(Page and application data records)
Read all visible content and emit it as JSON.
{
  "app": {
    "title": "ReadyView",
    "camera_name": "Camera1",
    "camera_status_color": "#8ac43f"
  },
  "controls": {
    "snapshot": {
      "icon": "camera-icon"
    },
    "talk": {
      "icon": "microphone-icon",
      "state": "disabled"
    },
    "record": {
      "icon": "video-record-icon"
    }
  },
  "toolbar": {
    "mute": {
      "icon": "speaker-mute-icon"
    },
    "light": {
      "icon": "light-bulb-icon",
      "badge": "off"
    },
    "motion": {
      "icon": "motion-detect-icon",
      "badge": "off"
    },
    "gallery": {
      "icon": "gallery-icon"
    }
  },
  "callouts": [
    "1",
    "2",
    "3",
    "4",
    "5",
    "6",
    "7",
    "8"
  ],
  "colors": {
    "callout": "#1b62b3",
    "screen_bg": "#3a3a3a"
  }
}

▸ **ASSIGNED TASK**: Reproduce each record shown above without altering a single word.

▸ **ANSWER FOR THIS EXERCISE**:
Read all visible content and emit it as JSON.
{
  "app": {
    "title": "ReadyView",
    "camera_name": "Camera1",
    "camera_status_color": "#8ac43f"
  },
  "controls": {
    "snapshot": {
      "icon": "camera-icon"
    },
    "talk": {
      "icon": "microphone-icon",
      "state": "disabled"
    },
    "record": {
      "icon": "video-record-icon"
    }
  },
  "toolbar": {
    "mute": {
      "icon": "speaker-mute-icon"
    },
    "light": {
      "icon": "light-bulb-icon",
      "badge": "off"
    },
    "motion": {
      "icon": "motion-detect-icon",
      "badge": "off"
    },
    "gallery": {
      "icon": "gallery-icon"
    }
  },
  "callouts": [
    "1",
    "2",
    "3",
    "4",
    "5",
    "6",
    "7",
    "8"
  ],
  "colors": {
    "callout": "#1b62b3",
    "screen_bg": "#3a3a3a"
  }
}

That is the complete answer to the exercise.